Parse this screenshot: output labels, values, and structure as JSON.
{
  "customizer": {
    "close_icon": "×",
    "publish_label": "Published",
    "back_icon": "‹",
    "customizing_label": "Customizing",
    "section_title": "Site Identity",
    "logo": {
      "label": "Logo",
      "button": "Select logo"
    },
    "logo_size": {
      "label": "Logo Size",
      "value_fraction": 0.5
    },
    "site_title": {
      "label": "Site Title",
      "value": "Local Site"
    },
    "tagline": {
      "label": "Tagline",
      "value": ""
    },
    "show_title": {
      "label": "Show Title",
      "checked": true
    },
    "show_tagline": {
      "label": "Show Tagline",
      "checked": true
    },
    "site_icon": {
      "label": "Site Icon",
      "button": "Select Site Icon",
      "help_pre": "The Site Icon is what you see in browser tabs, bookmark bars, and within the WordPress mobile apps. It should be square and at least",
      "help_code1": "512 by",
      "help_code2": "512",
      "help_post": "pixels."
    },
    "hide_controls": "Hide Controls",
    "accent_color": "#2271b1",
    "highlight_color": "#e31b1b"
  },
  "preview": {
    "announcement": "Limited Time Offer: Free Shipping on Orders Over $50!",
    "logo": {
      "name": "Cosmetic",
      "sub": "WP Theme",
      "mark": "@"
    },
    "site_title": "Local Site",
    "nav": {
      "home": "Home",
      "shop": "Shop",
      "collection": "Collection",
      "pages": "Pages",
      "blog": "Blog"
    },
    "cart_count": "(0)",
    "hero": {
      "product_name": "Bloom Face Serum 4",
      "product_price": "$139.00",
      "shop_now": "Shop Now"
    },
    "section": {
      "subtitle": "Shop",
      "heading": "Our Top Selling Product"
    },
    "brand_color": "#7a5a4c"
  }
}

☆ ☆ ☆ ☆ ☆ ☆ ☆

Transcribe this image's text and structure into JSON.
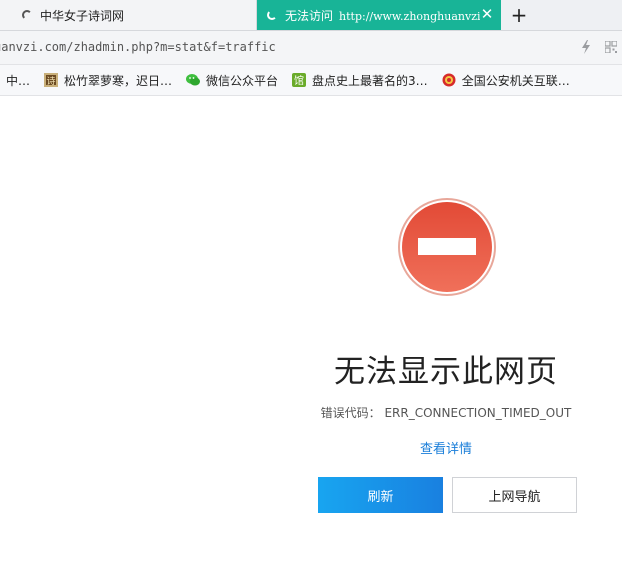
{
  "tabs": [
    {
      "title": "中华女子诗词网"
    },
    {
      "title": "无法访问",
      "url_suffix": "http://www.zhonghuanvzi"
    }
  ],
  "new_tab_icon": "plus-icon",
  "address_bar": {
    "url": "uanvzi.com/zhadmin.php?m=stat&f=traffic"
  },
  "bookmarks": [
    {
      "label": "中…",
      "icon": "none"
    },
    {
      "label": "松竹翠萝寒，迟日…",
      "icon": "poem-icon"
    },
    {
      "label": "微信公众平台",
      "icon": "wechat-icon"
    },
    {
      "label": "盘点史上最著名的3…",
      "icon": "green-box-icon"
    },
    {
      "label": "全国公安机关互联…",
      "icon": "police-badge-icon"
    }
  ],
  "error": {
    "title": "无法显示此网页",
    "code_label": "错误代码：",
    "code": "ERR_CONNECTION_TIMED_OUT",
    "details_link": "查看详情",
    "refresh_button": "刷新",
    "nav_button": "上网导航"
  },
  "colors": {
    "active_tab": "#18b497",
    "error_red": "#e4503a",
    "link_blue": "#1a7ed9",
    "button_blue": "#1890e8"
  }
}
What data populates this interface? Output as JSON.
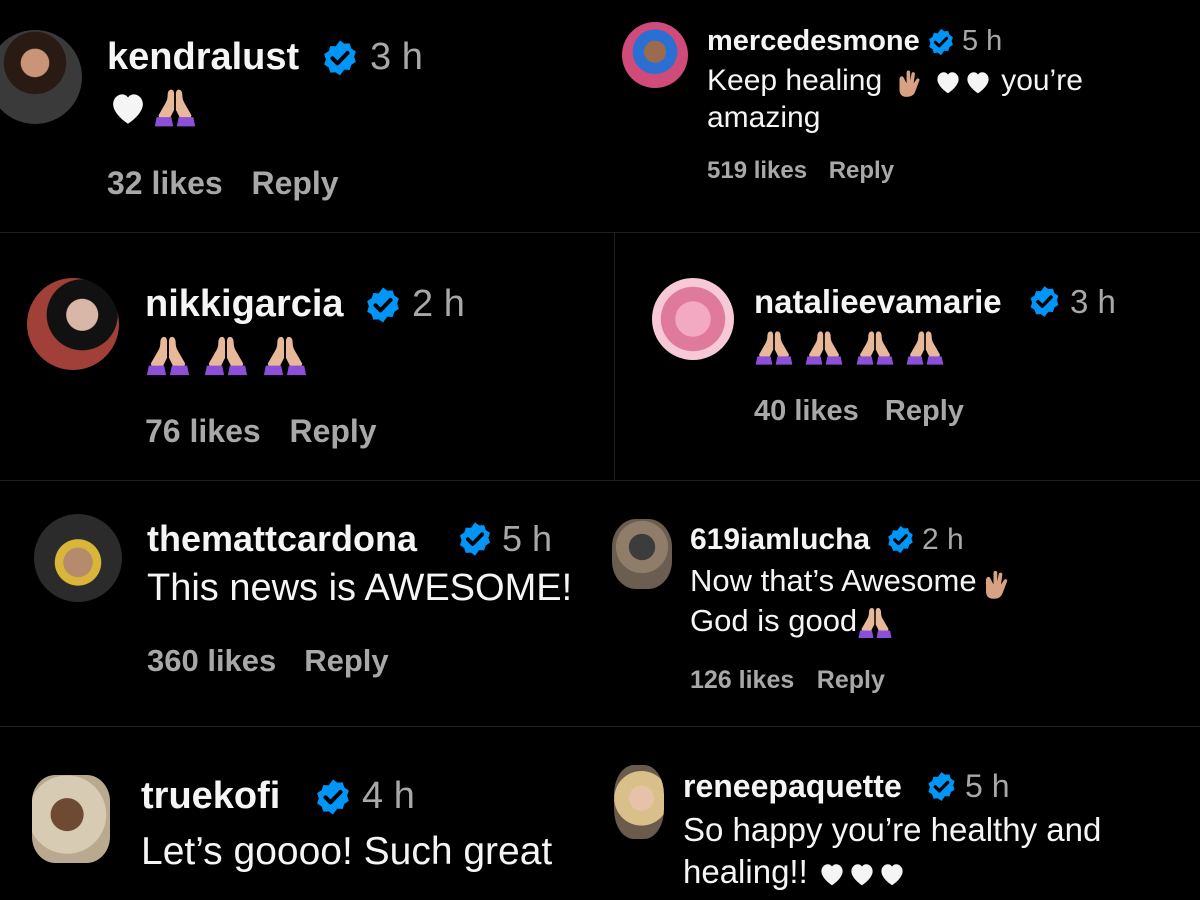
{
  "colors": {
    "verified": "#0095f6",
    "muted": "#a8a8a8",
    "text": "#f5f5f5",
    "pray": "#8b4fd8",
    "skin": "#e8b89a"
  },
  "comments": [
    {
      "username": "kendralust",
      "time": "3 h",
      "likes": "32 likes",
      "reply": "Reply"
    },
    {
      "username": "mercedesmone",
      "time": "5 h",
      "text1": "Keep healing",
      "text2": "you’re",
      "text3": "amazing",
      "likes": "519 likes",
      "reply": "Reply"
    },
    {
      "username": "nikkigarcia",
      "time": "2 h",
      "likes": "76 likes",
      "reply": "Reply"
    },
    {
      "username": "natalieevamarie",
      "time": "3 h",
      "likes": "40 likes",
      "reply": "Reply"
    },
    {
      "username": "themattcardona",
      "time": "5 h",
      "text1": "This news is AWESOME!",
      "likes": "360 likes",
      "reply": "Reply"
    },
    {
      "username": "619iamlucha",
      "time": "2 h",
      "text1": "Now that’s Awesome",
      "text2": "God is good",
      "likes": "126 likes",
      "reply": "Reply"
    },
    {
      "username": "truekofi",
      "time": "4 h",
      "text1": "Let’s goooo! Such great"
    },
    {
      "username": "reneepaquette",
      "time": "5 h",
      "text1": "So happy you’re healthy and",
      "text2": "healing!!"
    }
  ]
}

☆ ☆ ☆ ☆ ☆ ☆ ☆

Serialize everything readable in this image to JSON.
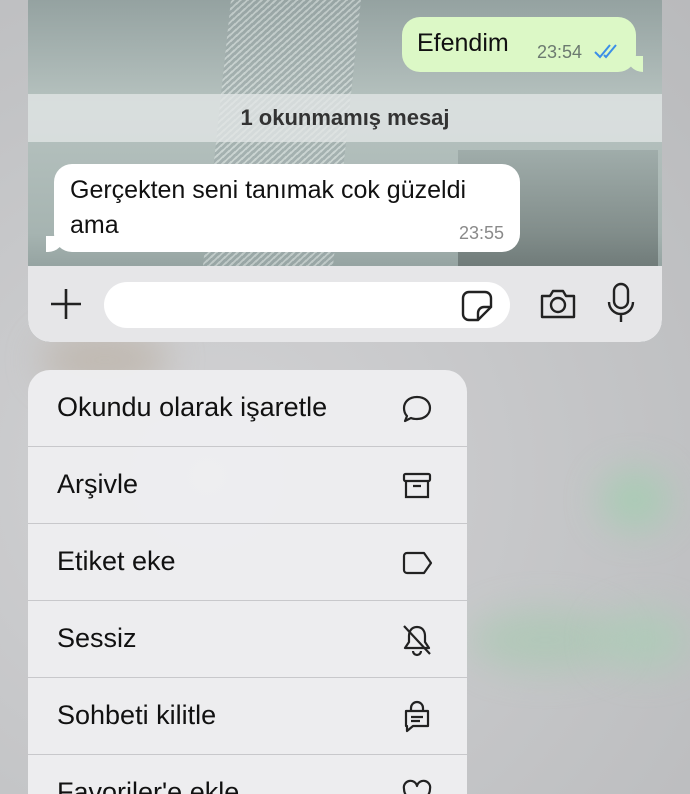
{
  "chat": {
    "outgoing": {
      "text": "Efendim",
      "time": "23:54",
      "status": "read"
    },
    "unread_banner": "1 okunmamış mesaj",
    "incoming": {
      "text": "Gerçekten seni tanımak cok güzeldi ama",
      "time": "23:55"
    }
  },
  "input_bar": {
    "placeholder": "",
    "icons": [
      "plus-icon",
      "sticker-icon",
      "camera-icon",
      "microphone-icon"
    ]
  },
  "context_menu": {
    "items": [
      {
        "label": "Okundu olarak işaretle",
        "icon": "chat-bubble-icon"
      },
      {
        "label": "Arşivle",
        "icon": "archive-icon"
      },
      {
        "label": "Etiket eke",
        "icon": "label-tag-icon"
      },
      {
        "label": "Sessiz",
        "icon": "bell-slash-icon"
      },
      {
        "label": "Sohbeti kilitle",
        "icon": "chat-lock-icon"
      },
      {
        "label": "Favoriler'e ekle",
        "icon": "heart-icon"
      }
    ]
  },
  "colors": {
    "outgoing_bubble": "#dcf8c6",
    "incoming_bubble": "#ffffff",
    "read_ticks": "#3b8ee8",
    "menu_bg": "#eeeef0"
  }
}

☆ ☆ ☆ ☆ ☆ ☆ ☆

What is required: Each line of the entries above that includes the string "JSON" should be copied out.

Answer for this exercise:
Parse this screenshot: output labels, values, and structure as JSON.
Transcribe this image's text and structure into JSON.
What data populates this interface? Output as JSON.
Serialize everything readable in this image to JSON.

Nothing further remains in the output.